*RECORD EXTRACTS*.
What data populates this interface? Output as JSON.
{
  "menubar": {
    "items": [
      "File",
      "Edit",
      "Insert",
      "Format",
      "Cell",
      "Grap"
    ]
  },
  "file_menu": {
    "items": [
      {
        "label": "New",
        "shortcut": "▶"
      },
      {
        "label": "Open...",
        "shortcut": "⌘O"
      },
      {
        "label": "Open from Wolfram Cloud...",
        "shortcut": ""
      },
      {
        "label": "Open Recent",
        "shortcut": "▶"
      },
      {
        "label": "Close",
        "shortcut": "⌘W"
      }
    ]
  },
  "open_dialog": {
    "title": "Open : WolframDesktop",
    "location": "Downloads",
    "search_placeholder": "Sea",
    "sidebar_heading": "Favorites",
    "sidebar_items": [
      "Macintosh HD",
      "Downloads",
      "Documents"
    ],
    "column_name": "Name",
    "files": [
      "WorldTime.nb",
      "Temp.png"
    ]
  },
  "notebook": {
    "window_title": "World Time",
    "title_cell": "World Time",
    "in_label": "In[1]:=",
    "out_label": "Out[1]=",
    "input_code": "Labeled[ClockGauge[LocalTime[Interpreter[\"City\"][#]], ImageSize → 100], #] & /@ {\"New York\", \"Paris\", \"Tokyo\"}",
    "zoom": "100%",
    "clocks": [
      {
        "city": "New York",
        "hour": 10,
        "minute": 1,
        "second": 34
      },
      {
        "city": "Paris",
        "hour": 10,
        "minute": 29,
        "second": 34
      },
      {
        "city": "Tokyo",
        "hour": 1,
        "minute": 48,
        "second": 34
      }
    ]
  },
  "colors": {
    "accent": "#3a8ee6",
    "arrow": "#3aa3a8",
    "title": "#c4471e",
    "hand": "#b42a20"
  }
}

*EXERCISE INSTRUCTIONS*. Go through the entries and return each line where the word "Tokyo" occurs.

*REPLY*.
    "input_code": "Labeled[ClockGauge[LocalTime[Interpreter[\"City\"][#]], ImageSize → 100], #] & /@ {\"New York\", \"Paris\", \"Tokyo\"}",
        "city": "Tokyo",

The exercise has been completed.